Segment Start: Stored data

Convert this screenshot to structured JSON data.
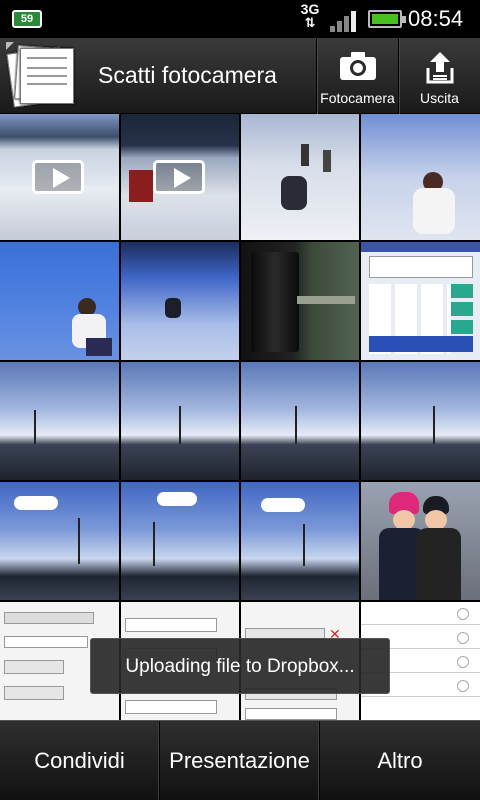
{
  "status_bar": {
    "notification_badge": "59",
    "network": "3G",
    "time": "08:54"
  },
  "action_bar": {
    "title": "Scatti fotocamera",
    "camera_label": "Fotocamera",
    "exit_label": "Uscita"
  },
  "grid": {
    "thumbnails": [
      {
        "scene": "snow-slope",
        "video": true
      },
      {
        "scene": "snow-slope-dark",
        "video": true
      },
      {
        "scene": "snow-people",
        "video": false
      },
      {
        "scene": "snow-child",
        "video": false
      },
      {
        "scene": "snow-blue",
        "video": false
      },
      {
        "scene": "snow-hill",
        "video": false
      },
      {
        "scene": "lens-extension-tube",
        "video": false
      },
      {
        "scene": "calculator-screenshot",
        "video": false
      },
      {
        "scene": "harbor-sunset",
        "video": false
      },
      {
        "scene": "harbor-sunset",
        "video": false
      },
      {
        "scene": "harbor-sunset",
        "video": false
      },
      {
        "scene": "harbor-sunset",
        "video": false
      },
      {
        "scene": "harbor-sky",
        "video": false
      },
      {
        "scene": "harbor-sky",
        "video": false
      },
      {
        "scene": "harbor-sky",
        "video": false
      },
      {
        "scene": "two-children",
        "video": false
      },
      {
        "scene": "calendar-form-screenshot",
        "video": false
      },
      {
        "scene": "form-screenshot",
        "video": false
      },
      {
        "scene": "form-screenshot",
        "video": false
      },
      {
        "scene": "list-screenshot",
        "video": false
      }
    ]
  },
  "toast": "Uploading file to Dropbox...",
  "bottom_bar": {
    "share_label": "Condividi",
    "slideshow_label": "Presentazione",
    "more_label": "Altro"
  },
  "colors": {
    "battery_green": "#46c11e",
    "toolbar_dark": "#1a1a1a"
  }
}
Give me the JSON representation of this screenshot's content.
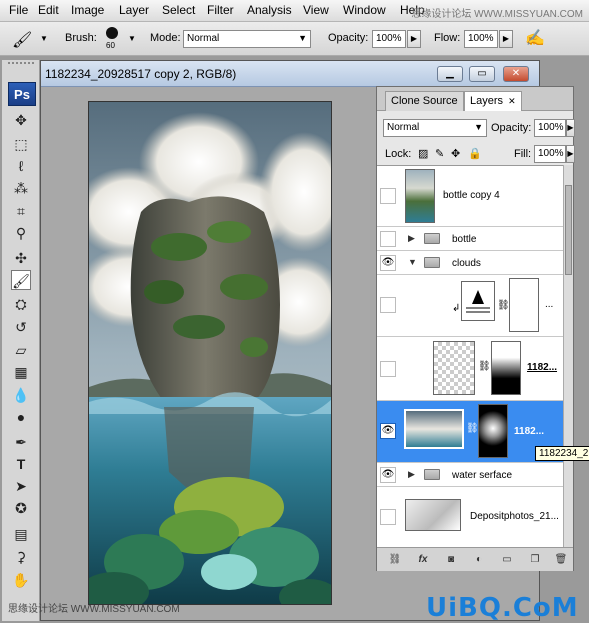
{
  "menubar": {
    "items": [
      "File",
      "Edit",
      "Image",
      "Layer",
      "Select",
      "Filter",
      "Analysis",
      "View",
      "Window",
      "Help"
    ],
    "watermark": "思缘设计论坛 WWW.MISSYUAN.COM"
  },
  "options": {
    "brush_label": "Brush:",
    "brush_size": "60",
    "mode_label": "Mode:",
    "mode_value": "Normal",
    "opacity_label": "Opacity:",
    "opacity_value": "100%",
    "flow_label": "Flow:",
    "flow_value": "100%"
  },
  "toolbox": {
    "logo": "Ps",
    "tools": [
      "move-icon",
      "marquee-icon",
      "lasso-icon",
      "quick-select-icon",
      "crop-icon",
      "eyedropper-icon",
      "healing-icon",
      "brush-icon",
      "clone-stamp-icon",
      "history-brush-icon",
      "eraser-icon",
      "gradient-icon",
      "blur-icon",
      "dodge-icon",
      "pen-icon",
      "type-icon",
      "path-select-icon",
      "shape-icon",
      "notes-icon",
      "eyedropper2-icon",
      "hand-icon"
    ]
  },
  "document": {
    "title": "1182234_20928517 copy 2, RGB/8)"
  },
  "panel": {
    "tabs": [
      "Clone Source",
      "Layers"
    ],
    "blend_mode": "Normal",
    "opacity_label": "Opacity:",
    "opacity_value": "100%",
    "lock_label": "Lock:",
    "fill_label": "Fill:",
    "fill_value": "100%",
    "layers": [
      {
        "name": "bottle copy 4",
        "visible": false,
        "type": "layer"
      },
      {
        "name": "bottle",
        "visible": false,
        "type": "group"
      },
      {
        "name": "clouds",
        "visible": true,
        "type": "group"
      },
      {
        "name": "...",
        "visible": false,
        "type": "adjustment"
      },
      {
        "name": "1182...",
        "visible": false,
        "type": "layer"
      },
      {
        "name": "1182...",
        "visible": true,
        "type": "layer",
        "selected": true
      },
      {
        "name": "water serface",
        "visible": true,
        "type": "group"
      },
      {
        "name": "Depositphotos_21...",
        "visible": false,
        "type": "layer"
      }
    ],
    "tooltip": "1182234_2"
  },
  "watermarks": {
    "bottom_left": "思缘设计论坛 WWW.MISSYUAN.COM",
    "bottom_right": "UiBQ.CoM"
  },
  "colors": {
    "selection": "#3a8cf0",
    "ps_logo": "#2c5fb8"
  }
}
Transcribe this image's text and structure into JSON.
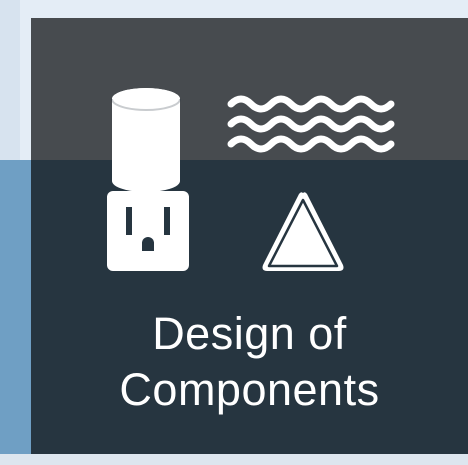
{
  "tile": {
    "title_line1": "Design of",
    "title_line2": "Components",
    "icons": [
      "cylinder-icon",
      "waves-icon",
      "power-outlet-icon",
      "warning-triangle-icon"
    ]
  },
  "colors": {
    "card": "#263540",
    "card_top": "#474b4f",
    "icon": "#ffffff",
    "text": "#ffffff",
    "background_top": "#e4edf6",
    "background_bottom": "#6f9fc4"
  }
}
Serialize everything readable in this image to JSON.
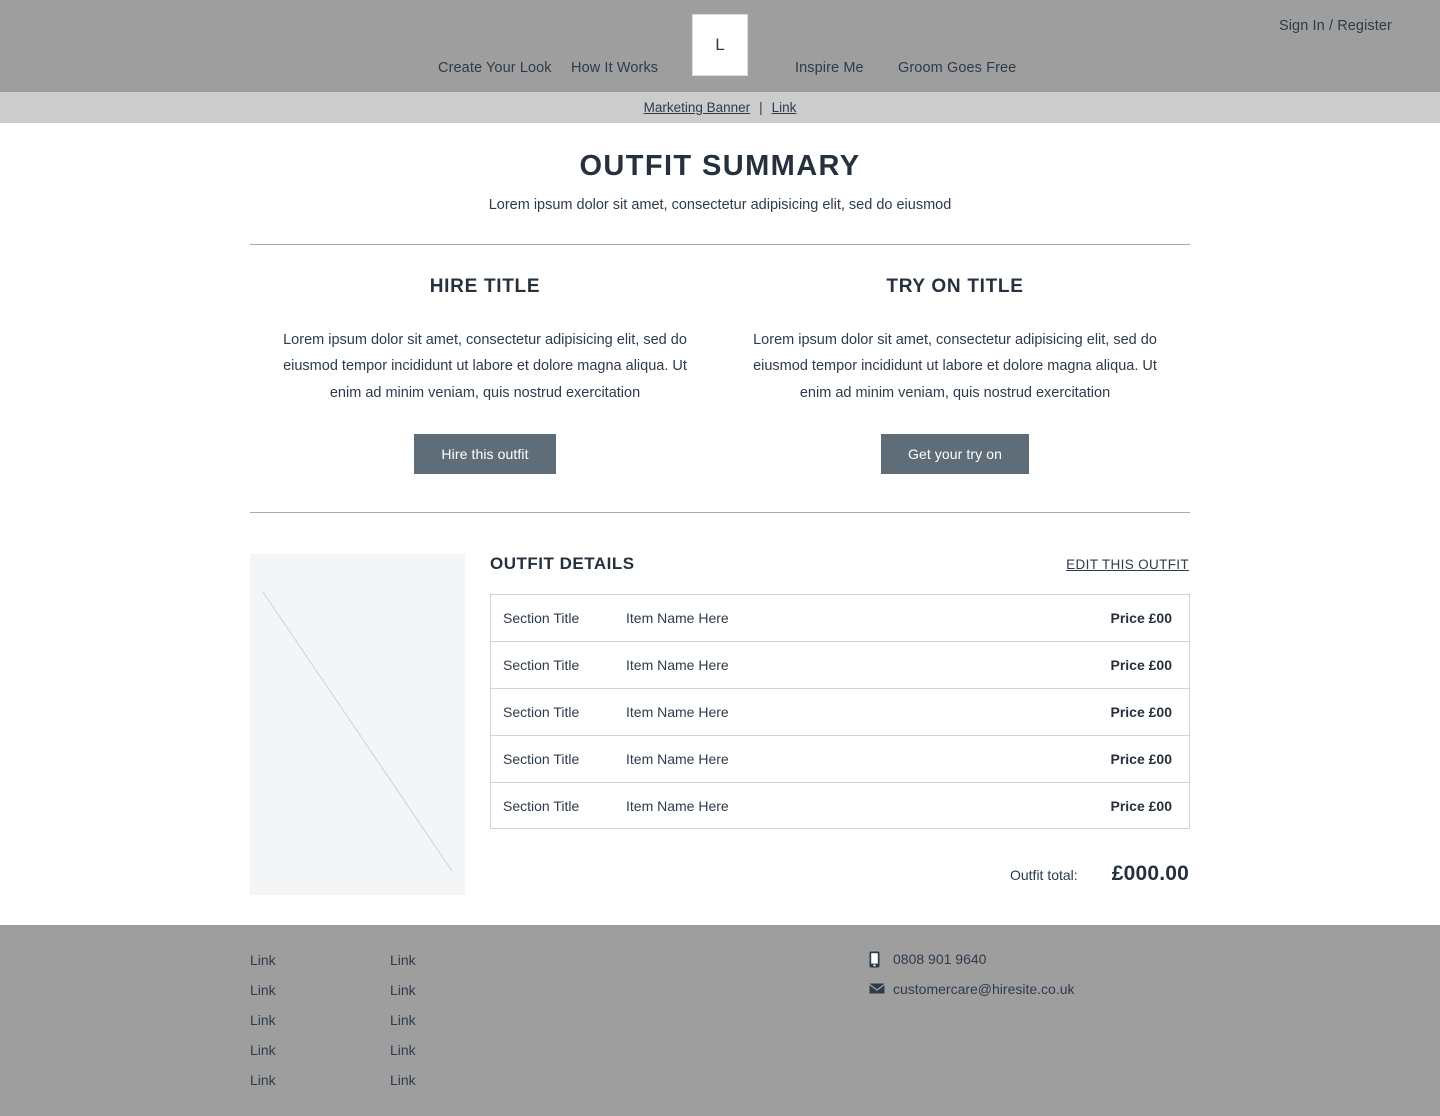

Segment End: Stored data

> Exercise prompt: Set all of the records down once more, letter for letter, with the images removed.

> Solution:
Convert this screenshot to structured JSON data.
{
  "status_bar": {
    "notification_badge": "59",
    "network": "3G",
    "time": "08:54"
  },
  "action_bar": {
    "title": "Scatti fotocamera",
    "camera_label": "Fotocamera",
    "exit_label": "Uscita"
  },
  "grid": {
    "thumbnails": [
      {
        "scene": "snow-slope",
        "video": true
      },
      {
        "scene": "snow-slope-dark",
        "video": true
      },
      {
        "scene": "snow-people",
        "video": false
      },
      {
        "scene": "snow-child",
        "video": false
      },
      {
        "scene": "snow-blue",
        "video": false
      },
      {
        "scene": "snow-hill",
        "video": false
      },
      {
        "scene": "lens-extension-tube",
        "video": false
      },
      {
        "scene": "calculator-screenshot",
        "video": false
      },
      {
        "scene": "harbor-sunset",
        "video": false
      },
      {
        "scene": "harbor-sunset",
        "video": false
      },
      {
        "scene": "harbor-sunset",
        "video": false
      },
      {
        "scene": "harbor-sunset",
        "video": false
      },
      {
        "scene": "harbor-sky",
        "video": false
      },
      {
        "scene": "harbor-sky",
        "video": false
      },
      {
        "scene": "harbor-sky",
        "video": false
      },
      {
        "scene": "two-children",
        "video": false
      },
      {
        "scene": "calendar-form-screenshot",
        "video": false
      },
      {
        "scene": "form-screenshot",
        "video": false
      },
      {
        "scene": "form-screenshot",
        "video": false
      },
      {
        "scene": "list-screenshot",
        "video": false
      }
    ]
  },
  "toast": "Uploading file to Dropbox...",
  "bottom_bar": {
    "share_label": "Condividi",
    "slideshow_label": "Presentazione",
    "more_label": "Altro"
  },
  "colors": {
    "battery_green": "#46c11e",
    "toolbar_dark": "#1a1a1a"
  }
}
Give me the JSON representation of this screenshot's content.
{
  "menubar": {
    "items": [
      "File",
      "Edit",
      "Image",
      "Layer",
      "Select",
      "Filter",
      "Analysis",
      "View",
      "Window",
      "Help"
    ],
    "watermark": "思缘设计论坛 WWW.MISSYUAN.COM"
  },
  "options": {
    "brush_label": "Brush:",
    "brush_size": "60",
    "mode_label": "Mode:",
    "mode_value": "Normal",
    "opacity_label": "Opacity:",
    "opacity_value": "100%",
    "flow_label": "Flow:",
    "flow_value": "100%"
  },
  "toolbox": {
    "logo": "Ps",
    "tools": [
      "move-icon",
      "marquee-icon",
      "lasso-icon",
      "quick-select-icon",
      "crop-icon",
      "eyedropper-icon",
      "healing-icon",
      "brush-icon",
      "clone-stamp-icon",
      "history-brush-icon",
      "eraser-icon",
      "gradient-icon",
      "blur-icon",
      "dodge-icon",
      "pen-icon",
      "type-icon",
      "path-select-icon",
      "shape-icon",
      "notes-icon",
      "eyedropper2-icon",
      "hand-icon"
    ]
  },
  "document": {
    "title": "1182234_20928517 copy 2, RGB/8)"
  },
  "panel": {
    "tabs": [
      "Clone Source",
      "Layers"
    ],
    "blend_mode": "Normal",
    "opacity_label": "Opacity:",
    "opacity_value": "100%",
    "lock_label": "Lock:",
    "fill_label": "Fill:",
    "fill_value": "100%",
    "layers": [
      {
        "name": "bottle copy 4",
        "visible": false,
        "type": "layer"
      },
      {
        "name": "bottle",
        "visible": false,
        "type": "group"
      },
      {
        "name": "clouds",
        "visible": true,
        "type": "group"
      },
      {
        "name": "...",
        "visible": false,
        "type": "adjustment"
      },
      {
        "name": "1182...",
        "visible": false,
        "type": "layer"
      },
      {
        "name": "1182...",
        "visible": true,
        "type": "layer",
        "selected": true
      },
      {
        "name": "water serface",
        "visible": true,
        "type": "group"
      },
      {
        "name": "Depositphotos_21...",
        "visible": false,
        "type": "layer"
      }
    ],
    "tooltip": "1182234_2"
  },
  "watermarks": {
    "bottom_left": "思缘设计论坛 WWW.MISSYUAN.COM",
    "bottom_right": "UiBQ.CoM"
  },
  "colors": {
    "selection": "#3a8cf0",
    "ps_logo": "#2c5fb8"
  }
}
Transcribe this image's text and structure into JSON.
{
  "tile": {
    "title_line1": "Design of",
    "title_line2": "Components",
    "icons": [
      "cylinder-icon",
      "waves-icon",
      "power-outlet-icon",
      "warning-triangle-icon"
    ]
  },
  "colors": {
    "card": "#263540",
    "card_top": "#474b4f",
    "icon": "#ffffff",
    "text": "#ffffff",
    "background_top": "#e4edf6",
    "background_bottom": "#6f9fc4"
  }
}
Serialize everything readable in this image to JSON.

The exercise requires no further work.